Copy each line of the entries below that contains the string "icon".
Content starts
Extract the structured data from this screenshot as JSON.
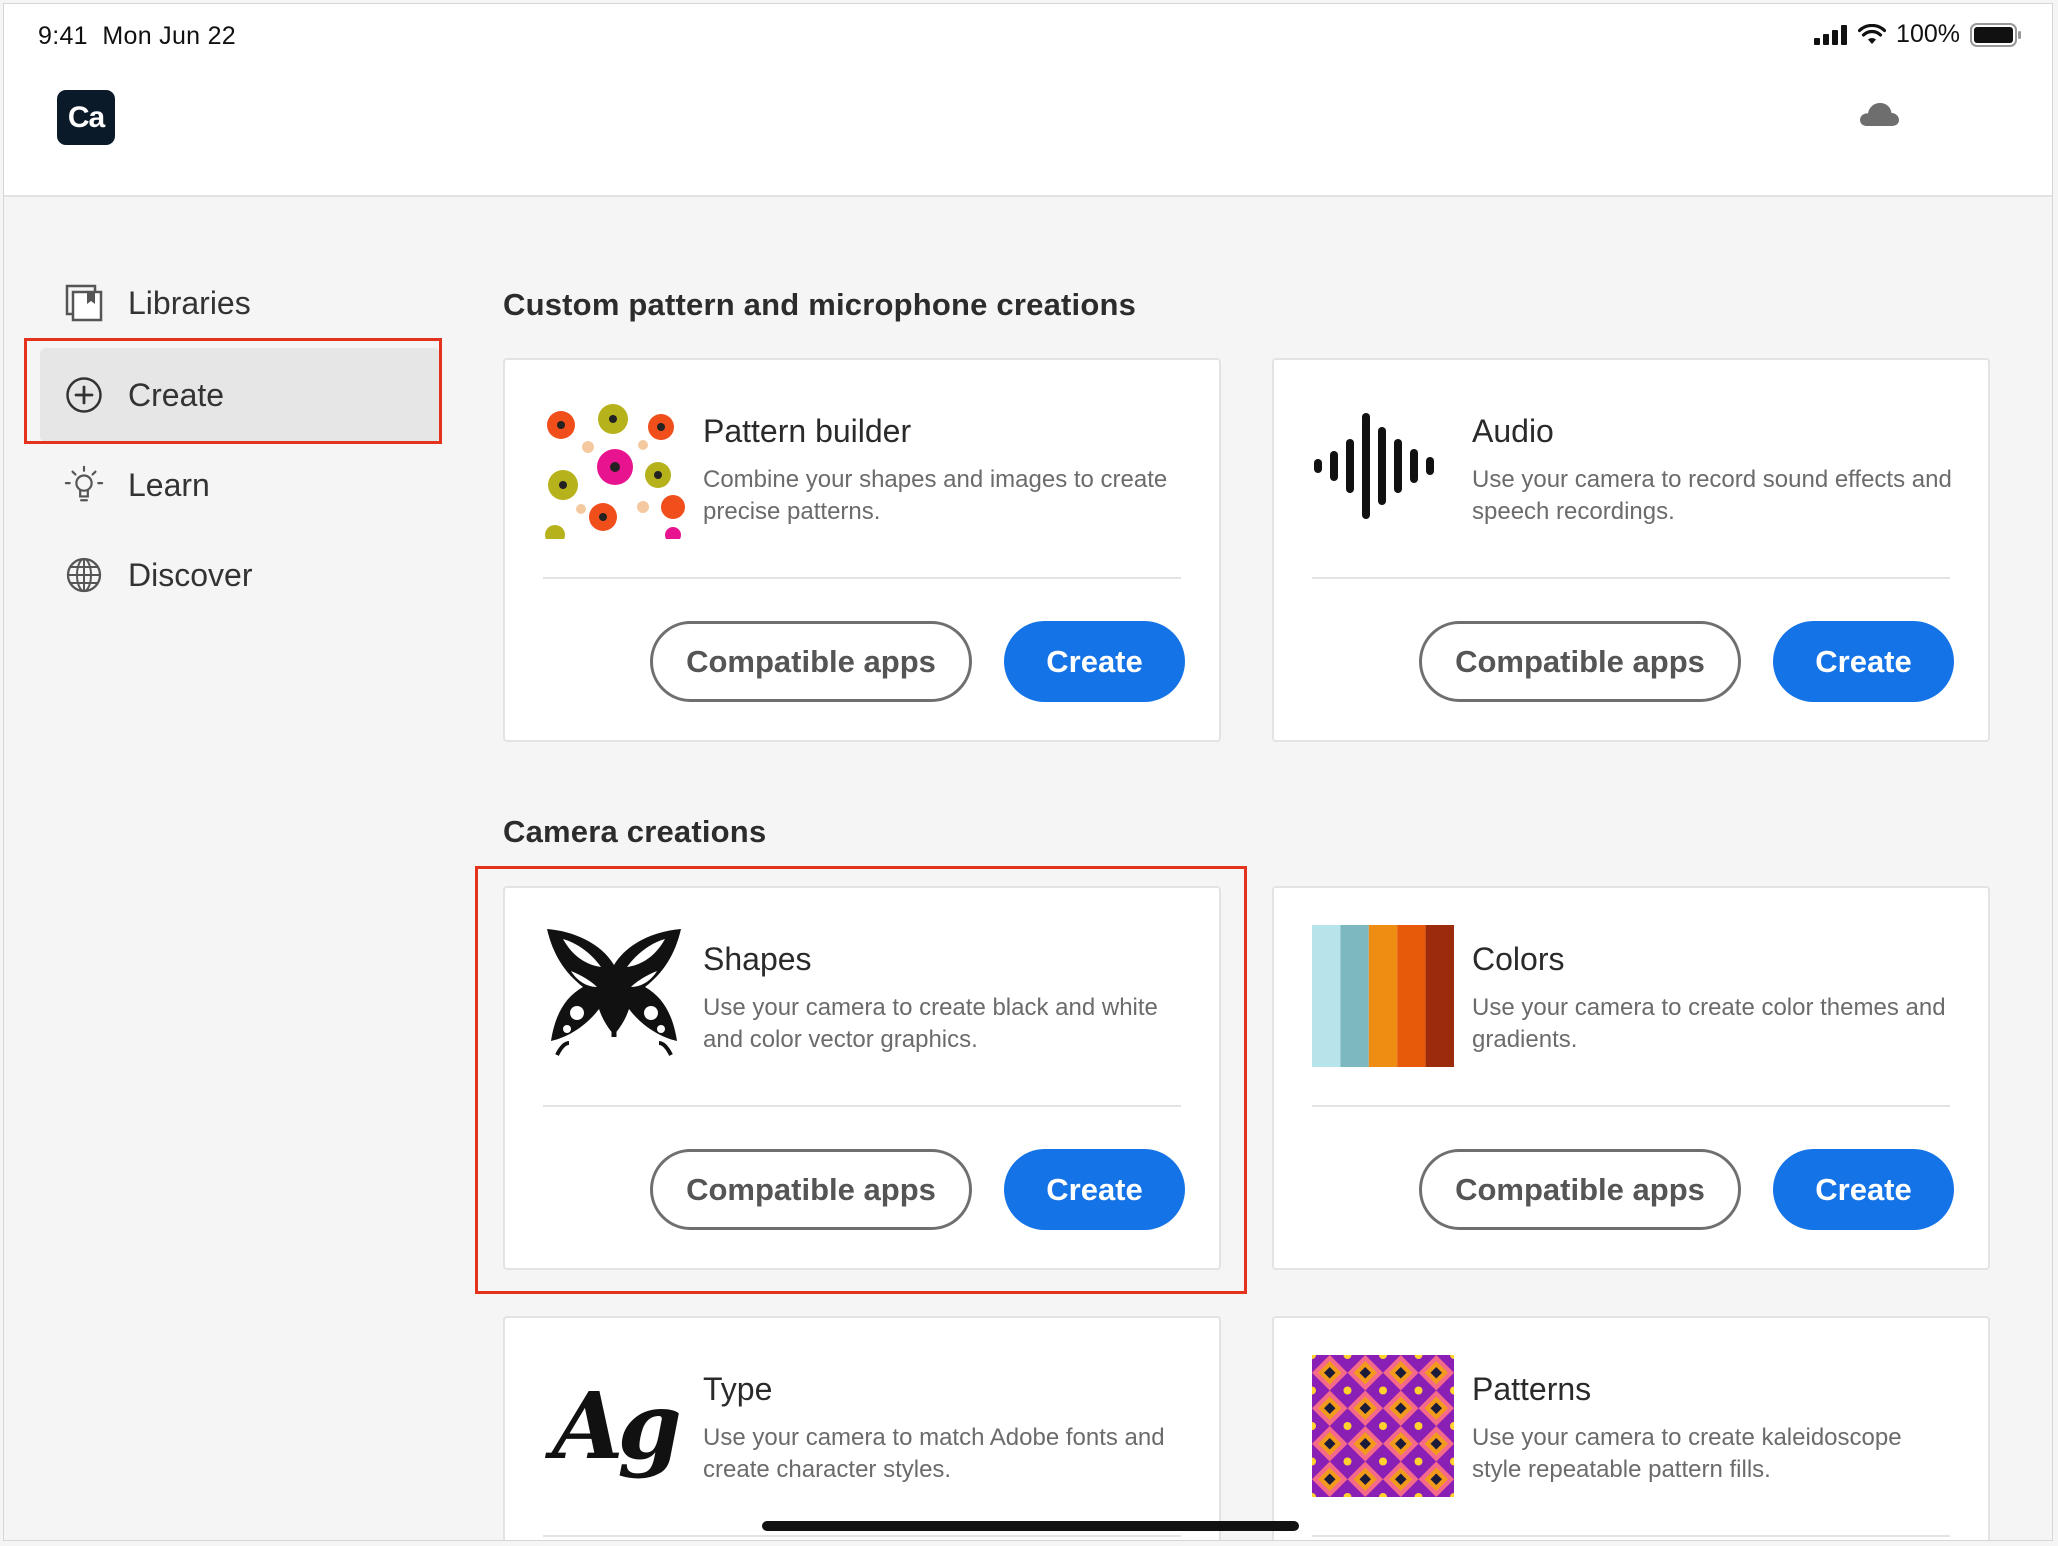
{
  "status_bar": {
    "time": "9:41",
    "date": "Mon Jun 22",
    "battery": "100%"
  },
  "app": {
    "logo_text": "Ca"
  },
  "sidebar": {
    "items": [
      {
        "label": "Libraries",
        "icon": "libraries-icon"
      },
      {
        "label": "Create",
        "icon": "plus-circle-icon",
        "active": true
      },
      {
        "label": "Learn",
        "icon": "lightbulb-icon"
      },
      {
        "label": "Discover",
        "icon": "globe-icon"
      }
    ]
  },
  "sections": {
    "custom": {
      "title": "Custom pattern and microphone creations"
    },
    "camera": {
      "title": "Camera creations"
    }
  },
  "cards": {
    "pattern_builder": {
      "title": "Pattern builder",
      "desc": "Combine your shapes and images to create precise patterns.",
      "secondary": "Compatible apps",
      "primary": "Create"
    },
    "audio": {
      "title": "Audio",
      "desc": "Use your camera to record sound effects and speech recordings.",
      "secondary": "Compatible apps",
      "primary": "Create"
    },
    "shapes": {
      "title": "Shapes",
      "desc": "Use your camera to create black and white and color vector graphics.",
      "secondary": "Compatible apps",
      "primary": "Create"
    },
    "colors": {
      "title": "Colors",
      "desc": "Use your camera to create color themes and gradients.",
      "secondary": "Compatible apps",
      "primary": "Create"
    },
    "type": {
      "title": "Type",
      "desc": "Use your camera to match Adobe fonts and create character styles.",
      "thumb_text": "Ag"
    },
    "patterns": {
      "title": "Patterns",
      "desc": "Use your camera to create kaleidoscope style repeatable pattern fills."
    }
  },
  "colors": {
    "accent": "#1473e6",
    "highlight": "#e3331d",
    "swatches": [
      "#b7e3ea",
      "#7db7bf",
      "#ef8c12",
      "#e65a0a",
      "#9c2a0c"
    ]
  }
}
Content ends
■ **Response to the task**
        "icon": "libraries-icon"
        "icon": "plus-circle-icon",
        "icon": "lightbulb-icon"
        "icon": "globe-icon"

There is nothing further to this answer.